[WHAT THE TASK ASKS]:
Every line containing "description" should be identified and copied from the data below.

== DATA EXTRACT

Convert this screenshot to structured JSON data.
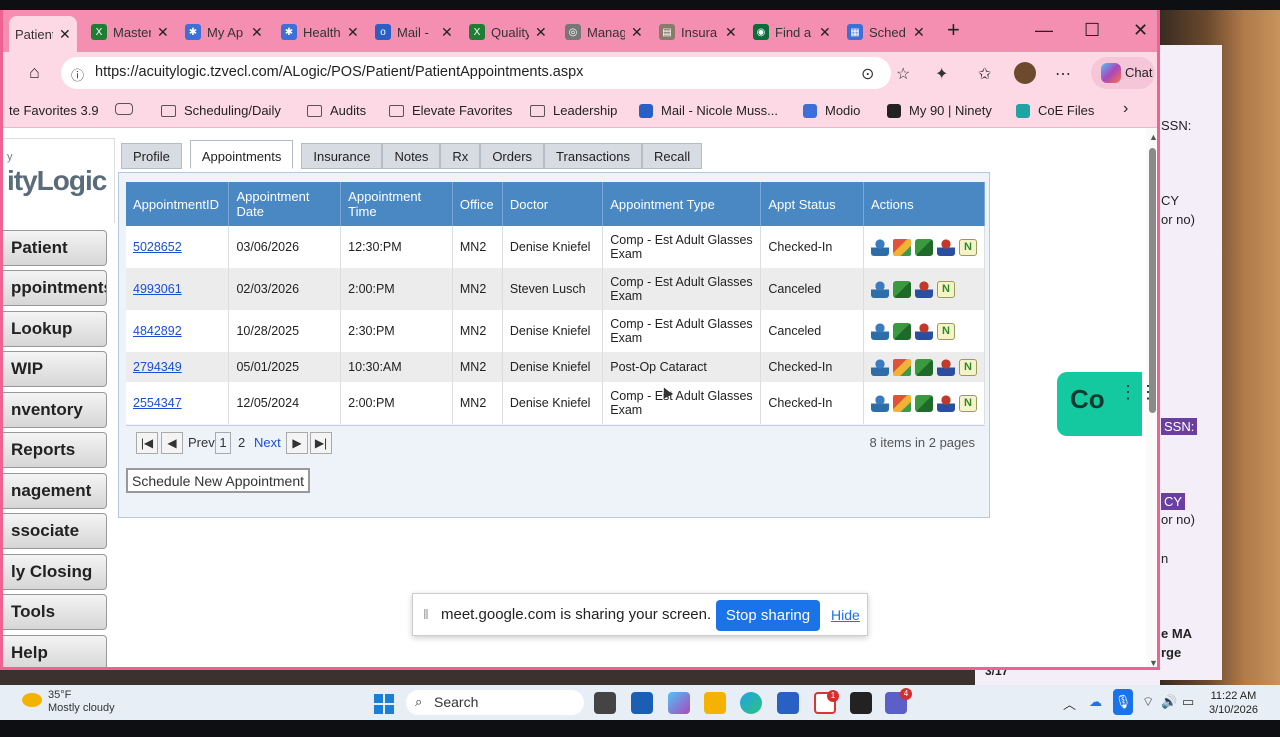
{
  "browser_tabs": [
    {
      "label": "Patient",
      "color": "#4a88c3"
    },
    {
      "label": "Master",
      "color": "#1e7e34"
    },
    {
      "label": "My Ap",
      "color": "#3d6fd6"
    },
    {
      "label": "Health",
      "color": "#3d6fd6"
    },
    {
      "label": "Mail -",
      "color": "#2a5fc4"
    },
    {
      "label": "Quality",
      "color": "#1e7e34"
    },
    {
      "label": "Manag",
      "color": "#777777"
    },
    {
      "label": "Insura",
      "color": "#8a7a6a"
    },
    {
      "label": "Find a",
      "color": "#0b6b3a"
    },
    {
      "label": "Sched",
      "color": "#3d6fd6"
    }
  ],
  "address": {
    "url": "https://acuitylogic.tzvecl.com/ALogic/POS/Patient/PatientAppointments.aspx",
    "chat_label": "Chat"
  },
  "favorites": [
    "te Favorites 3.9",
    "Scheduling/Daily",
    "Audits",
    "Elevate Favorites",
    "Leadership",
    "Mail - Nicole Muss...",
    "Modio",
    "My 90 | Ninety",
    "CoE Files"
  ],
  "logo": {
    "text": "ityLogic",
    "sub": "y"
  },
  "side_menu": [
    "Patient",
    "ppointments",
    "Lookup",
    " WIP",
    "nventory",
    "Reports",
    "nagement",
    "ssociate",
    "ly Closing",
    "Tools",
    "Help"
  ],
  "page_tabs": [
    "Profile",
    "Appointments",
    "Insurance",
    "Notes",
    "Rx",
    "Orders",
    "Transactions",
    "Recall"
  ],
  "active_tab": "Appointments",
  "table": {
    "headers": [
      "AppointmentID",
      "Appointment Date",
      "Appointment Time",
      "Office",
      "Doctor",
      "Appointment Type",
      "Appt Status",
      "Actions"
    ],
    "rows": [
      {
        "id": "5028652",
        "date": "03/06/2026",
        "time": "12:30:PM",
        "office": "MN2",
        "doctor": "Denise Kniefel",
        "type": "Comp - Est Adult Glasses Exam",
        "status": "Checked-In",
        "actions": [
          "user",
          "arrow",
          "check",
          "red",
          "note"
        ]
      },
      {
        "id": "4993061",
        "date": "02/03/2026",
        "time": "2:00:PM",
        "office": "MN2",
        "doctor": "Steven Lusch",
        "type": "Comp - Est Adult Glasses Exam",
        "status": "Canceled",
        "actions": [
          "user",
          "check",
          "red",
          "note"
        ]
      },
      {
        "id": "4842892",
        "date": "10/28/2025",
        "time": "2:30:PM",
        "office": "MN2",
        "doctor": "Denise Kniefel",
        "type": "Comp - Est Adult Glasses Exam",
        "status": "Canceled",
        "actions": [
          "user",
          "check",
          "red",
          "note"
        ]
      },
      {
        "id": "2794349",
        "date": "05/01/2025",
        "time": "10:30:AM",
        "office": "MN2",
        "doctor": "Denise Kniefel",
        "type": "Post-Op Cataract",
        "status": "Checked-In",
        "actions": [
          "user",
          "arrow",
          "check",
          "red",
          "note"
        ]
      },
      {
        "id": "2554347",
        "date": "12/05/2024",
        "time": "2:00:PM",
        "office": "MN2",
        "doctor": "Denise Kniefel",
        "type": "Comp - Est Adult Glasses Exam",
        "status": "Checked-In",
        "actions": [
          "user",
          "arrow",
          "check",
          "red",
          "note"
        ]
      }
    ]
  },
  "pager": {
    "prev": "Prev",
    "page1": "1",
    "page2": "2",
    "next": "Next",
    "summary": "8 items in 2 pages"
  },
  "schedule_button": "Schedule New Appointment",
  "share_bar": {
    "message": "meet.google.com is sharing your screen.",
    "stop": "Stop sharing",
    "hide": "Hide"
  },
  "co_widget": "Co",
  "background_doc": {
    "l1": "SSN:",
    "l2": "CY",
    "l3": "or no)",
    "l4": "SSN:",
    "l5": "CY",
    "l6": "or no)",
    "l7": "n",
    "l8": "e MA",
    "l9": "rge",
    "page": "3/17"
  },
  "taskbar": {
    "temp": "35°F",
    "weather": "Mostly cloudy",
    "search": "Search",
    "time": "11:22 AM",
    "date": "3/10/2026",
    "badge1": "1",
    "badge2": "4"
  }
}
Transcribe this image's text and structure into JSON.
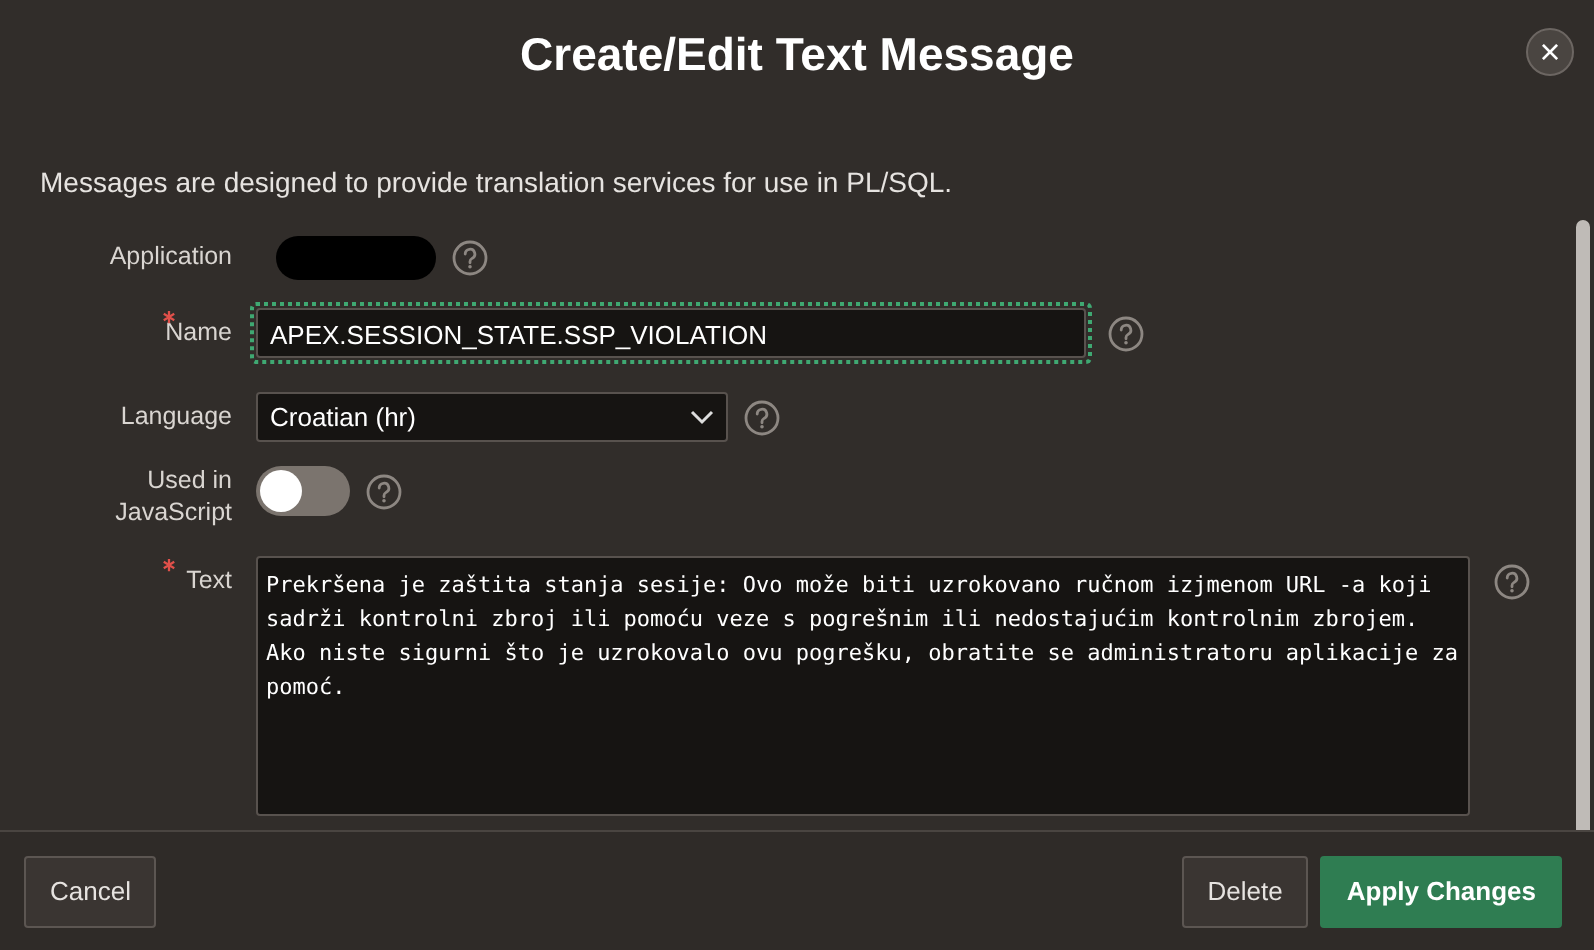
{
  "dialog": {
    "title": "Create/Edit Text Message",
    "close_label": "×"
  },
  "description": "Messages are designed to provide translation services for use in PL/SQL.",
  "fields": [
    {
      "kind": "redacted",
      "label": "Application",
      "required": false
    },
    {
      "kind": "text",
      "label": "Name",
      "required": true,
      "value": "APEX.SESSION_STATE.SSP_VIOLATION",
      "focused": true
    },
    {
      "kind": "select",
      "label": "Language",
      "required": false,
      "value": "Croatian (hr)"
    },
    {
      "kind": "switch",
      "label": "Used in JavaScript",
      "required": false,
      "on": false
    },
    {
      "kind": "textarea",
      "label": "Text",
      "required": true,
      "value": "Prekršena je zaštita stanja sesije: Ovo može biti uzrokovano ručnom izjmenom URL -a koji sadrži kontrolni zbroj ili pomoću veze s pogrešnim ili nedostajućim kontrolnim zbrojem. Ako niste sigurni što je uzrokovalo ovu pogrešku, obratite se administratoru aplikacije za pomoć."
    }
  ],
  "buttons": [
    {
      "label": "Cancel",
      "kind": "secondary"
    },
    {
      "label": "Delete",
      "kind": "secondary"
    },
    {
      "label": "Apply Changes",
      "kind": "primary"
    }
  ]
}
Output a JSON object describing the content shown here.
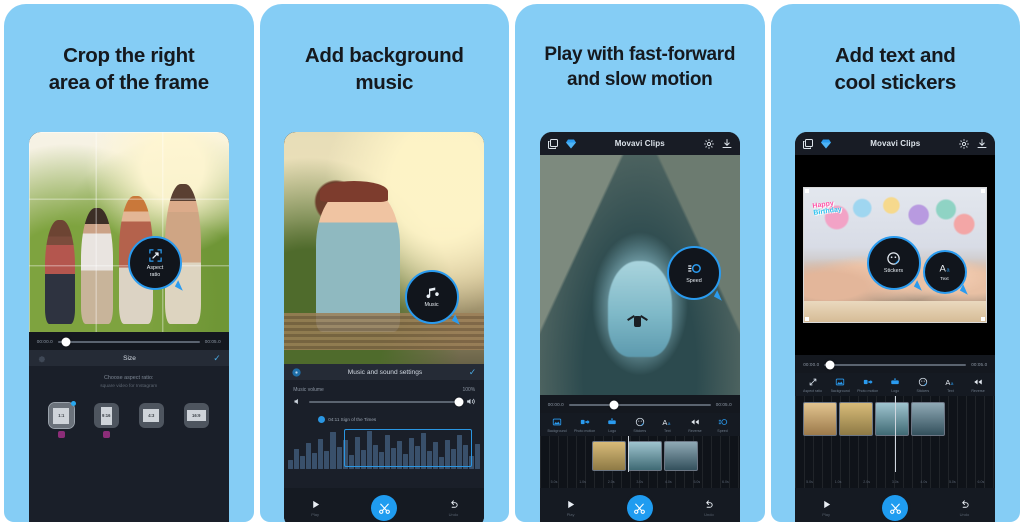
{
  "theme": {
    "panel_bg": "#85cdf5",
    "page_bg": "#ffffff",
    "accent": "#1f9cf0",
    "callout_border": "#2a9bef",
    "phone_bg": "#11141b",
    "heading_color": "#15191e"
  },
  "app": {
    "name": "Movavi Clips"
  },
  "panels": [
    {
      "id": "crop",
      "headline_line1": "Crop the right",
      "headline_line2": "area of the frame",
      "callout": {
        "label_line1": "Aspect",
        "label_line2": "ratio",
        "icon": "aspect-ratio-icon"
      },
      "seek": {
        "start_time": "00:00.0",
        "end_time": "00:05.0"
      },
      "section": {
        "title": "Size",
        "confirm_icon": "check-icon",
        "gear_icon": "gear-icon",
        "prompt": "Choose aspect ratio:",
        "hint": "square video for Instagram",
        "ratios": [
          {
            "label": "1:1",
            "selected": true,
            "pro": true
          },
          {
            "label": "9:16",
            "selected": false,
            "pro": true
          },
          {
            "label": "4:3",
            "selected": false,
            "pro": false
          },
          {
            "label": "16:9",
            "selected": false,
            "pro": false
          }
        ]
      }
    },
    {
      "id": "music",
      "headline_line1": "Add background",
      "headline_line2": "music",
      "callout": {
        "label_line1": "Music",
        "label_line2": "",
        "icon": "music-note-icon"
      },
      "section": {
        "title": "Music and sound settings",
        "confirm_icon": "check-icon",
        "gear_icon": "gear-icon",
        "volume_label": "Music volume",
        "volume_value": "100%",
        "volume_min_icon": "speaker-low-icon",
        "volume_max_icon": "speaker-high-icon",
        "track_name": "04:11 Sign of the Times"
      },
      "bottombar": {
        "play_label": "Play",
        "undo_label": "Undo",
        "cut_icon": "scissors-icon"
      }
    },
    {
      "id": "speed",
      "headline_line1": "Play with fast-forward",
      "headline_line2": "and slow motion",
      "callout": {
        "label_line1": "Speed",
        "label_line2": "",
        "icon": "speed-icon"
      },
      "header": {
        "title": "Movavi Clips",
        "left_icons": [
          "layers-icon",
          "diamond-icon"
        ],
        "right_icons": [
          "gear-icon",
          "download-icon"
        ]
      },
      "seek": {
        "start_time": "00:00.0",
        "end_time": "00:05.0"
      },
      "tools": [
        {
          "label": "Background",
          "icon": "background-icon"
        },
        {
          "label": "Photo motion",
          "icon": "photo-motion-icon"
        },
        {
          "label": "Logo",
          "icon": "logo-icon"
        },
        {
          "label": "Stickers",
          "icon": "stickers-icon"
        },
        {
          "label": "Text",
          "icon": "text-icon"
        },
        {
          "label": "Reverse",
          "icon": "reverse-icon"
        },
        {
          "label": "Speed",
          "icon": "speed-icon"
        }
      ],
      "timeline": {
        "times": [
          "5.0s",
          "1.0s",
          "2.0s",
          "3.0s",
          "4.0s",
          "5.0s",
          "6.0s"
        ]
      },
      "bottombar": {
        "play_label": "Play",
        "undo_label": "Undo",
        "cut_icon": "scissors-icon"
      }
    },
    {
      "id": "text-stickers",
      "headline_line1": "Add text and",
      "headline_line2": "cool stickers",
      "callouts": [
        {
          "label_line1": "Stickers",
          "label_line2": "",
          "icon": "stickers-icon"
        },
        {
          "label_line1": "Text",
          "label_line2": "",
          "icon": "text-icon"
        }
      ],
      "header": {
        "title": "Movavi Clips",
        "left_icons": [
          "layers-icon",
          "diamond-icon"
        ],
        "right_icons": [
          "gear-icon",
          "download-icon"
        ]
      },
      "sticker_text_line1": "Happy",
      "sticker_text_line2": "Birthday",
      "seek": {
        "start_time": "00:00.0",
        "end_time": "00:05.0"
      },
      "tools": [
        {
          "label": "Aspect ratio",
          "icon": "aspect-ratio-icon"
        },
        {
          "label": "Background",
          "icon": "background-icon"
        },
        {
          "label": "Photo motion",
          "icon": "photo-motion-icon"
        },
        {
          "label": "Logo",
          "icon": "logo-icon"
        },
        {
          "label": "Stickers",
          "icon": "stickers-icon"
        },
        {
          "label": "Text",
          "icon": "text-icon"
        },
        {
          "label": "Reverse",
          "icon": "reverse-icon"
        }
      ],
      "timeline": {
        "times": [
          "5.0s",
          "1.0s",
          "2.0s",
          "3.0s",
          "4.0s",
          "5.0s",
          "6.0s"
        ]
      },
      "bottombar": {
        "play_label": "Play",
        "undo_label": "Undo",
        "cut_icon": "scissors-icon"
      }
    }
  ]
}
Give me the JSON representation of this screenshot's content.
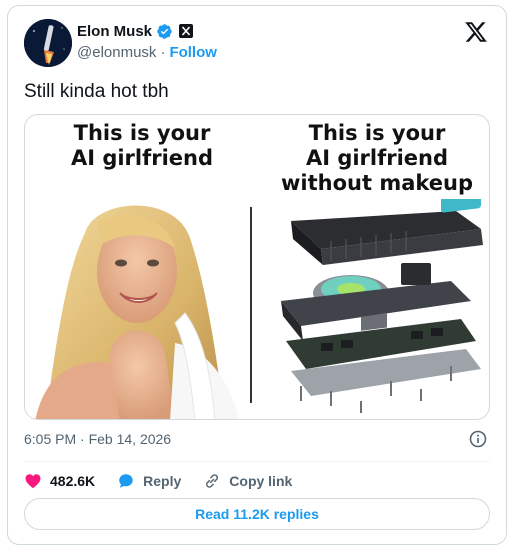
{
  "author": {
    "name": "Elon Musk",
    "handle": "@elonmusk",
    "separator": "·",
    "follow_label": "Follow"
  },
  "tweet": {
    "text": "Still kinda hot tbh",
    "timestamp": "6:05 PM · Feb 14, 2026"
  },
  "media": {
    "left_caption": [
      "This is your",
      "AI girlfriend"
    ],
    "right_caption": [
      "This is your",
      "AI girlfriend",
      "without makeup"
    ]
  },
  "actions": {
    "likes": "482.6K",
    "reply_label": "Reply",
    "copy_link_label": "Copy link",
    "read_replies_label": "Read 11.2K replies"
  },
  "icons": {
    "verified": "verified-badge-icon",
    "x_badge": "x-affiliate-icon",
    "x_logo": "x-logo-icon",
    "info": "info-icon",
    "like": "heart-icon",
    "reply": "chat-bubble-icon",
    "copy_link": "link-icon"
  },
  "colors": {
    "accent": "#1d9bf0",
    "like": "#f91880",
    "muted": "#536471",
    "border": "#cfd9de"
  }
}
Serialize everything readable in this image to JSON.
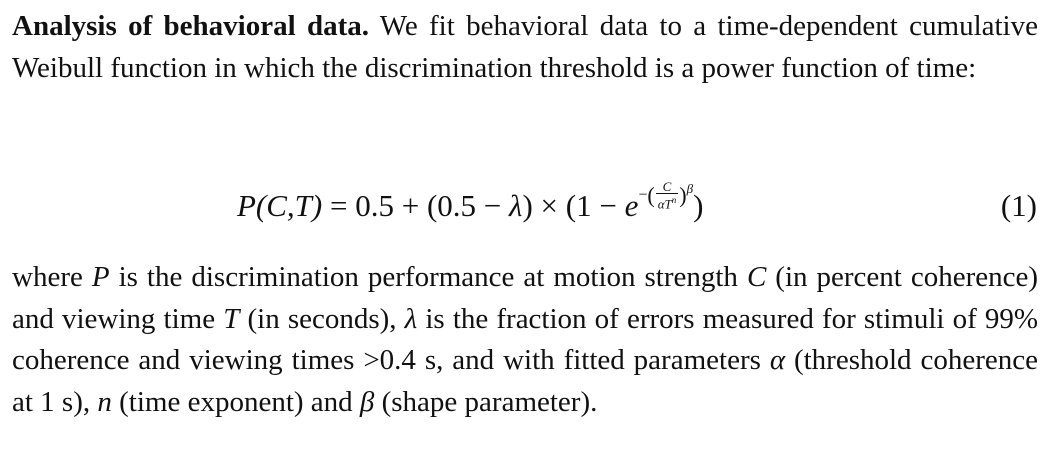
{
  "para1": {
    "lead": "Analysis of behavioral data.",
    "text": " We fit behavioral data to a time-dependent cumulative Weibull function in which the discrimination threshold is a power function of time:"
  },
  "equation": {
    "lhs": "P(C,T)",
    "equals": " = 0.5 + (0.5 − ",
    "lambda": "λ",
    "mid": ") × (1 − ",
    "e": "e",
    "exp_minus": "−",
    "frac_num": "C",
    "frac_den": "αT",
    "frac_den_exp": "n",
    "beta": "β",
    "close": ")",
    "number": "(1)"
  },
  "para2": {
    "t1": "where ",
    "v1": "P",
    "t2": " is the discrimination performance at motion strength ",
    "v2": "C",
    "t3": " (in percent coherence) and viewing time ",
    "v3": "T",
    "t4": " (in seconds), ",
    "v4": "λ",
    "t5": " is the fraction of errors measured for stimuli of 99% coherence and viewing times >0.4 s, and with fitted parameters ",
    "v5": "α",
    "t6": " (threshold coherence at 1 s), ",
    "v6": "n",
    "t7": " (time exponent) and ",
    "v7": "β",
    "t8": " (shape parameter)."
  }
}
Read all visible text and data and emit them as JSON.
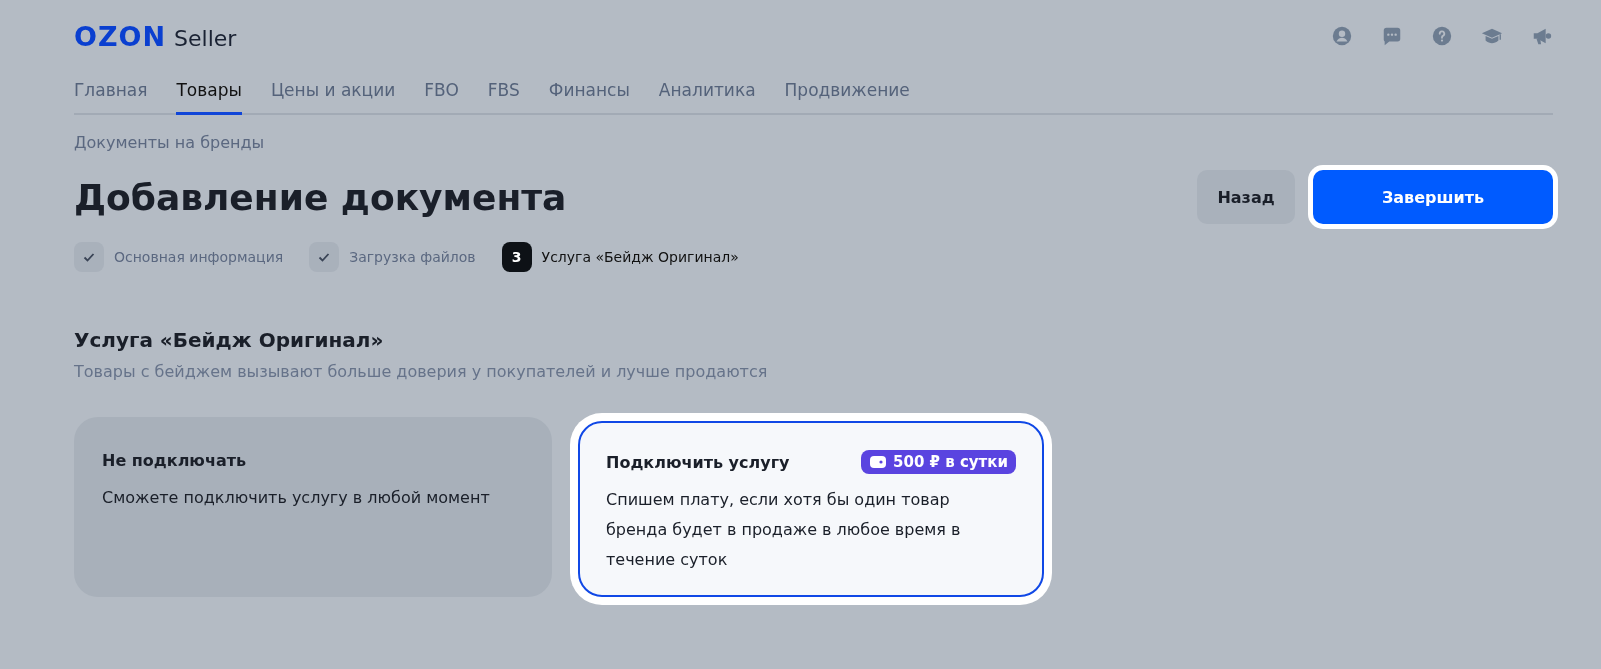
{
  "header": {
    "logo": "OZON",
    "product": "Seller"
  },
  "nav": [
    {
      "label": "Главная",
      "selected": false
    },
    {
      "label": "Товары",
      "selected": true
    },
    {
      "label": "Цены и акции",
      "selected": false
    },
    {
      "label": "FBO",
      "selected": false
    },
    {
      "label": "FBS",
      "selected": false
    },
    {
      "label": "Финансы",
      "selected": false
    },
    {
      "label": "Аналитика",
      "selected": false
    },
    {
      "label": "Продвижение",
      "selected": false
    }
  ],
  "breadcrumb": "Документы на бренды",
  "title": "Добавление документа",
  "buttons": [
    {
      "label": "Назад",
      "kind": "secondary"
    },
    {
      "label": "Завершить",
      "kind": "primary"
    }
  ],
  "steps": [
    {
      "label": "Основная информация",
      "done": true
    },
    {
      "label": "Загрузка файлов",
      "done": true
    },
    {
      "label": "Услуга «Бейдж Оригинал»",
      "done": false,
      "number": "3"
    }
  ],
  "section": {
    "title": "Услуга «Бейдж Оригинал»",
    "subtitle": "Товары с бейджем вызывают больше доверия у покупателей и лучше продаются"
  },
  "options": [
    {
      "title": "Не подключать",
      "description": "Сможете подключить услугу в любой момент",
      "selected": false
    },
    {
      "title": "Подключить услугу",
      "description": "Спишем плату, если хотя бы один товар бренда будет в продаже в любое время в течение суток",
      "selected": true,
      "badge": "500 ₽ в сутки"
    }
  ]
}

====

[ANSWER TO THIS TASK]:
  "description": "Messages are designed to provide translation services for use in PL/SQL.",
      "description": "Сможете подключить услугу в любой момент",
      "description": "Спишем плату, если хотя бы один товар бренда будет в продаже в любое время в течение суток",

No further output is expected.